Higher Recurrent Depression in Women With MDD During Childbearing Years
At follow-up, 44.6% of participants reported depression for one-quarter of their lives and 10.8% reported depression for up to half their lives following the index pregnancy.
Women with major depressive disorder (MDD) may have higher recurrent depression during the childbearing years, according to research results published in Depression and Anxiety.
Researchers culled 63 participants with MDD from previous observational studies completed during pregnancy. Follow-up occurred an average of 12.9 years after the index pregnancy; participants had a mean age of 47.8 years at follow-up. They also completed a structured interview that included the course of MDD since their index pregnancies.

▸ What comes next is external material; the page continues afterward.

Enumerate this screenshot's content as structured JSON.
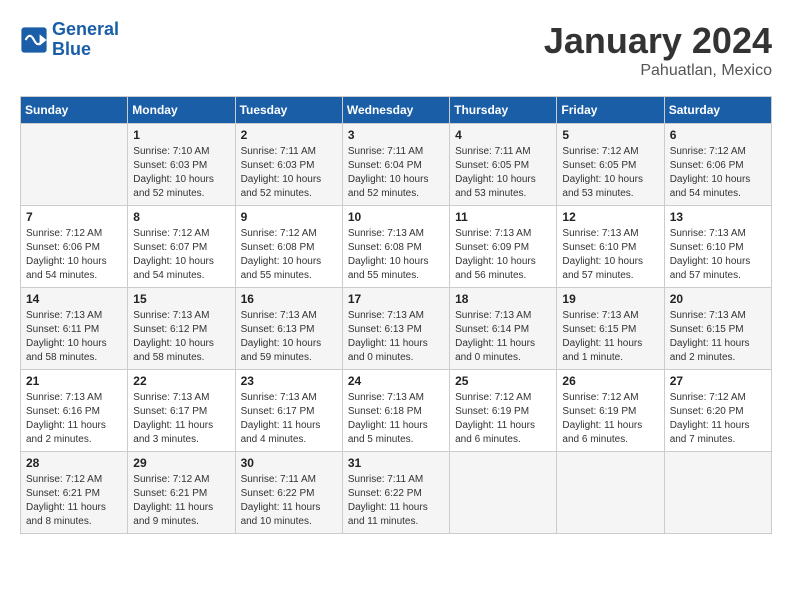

At follow-up, 44.6% of participants reported depression for one-quarter of their lives and 10.8% reported depression for up to half their lives following the index pregnancy. They then reported on rates of depression in 4-year blocks over 16 years. Depression occurred in approximately 60%, 50%, 27%, and 42% of the participants during the respective 4-year blocks of time since the index pregnancy. The participants reported whether mental health issues had influenced their family planning—40.8% answered that it had not, 57.8% reported that it had, and 1.4% declined to answer.
The researchers concluded that "Women with MDD experienced high rates of recurrent depression across the childbearing years." Researchers stressed the need for monitoring and treatment in order to provide better outcomes for mothers and children.
Disclosures: Several authors declare affiliations with the pharmaceutical industry. Please refer to original reference for a full list of authors' disclosures.
Freeman MP, Claypoole LD, Burt VK, et al. Course of major depressive disorder after pregnancy and the postpartum period [published August 7, 2018]. Depress Anxiety. doi: 10.1002/da.22836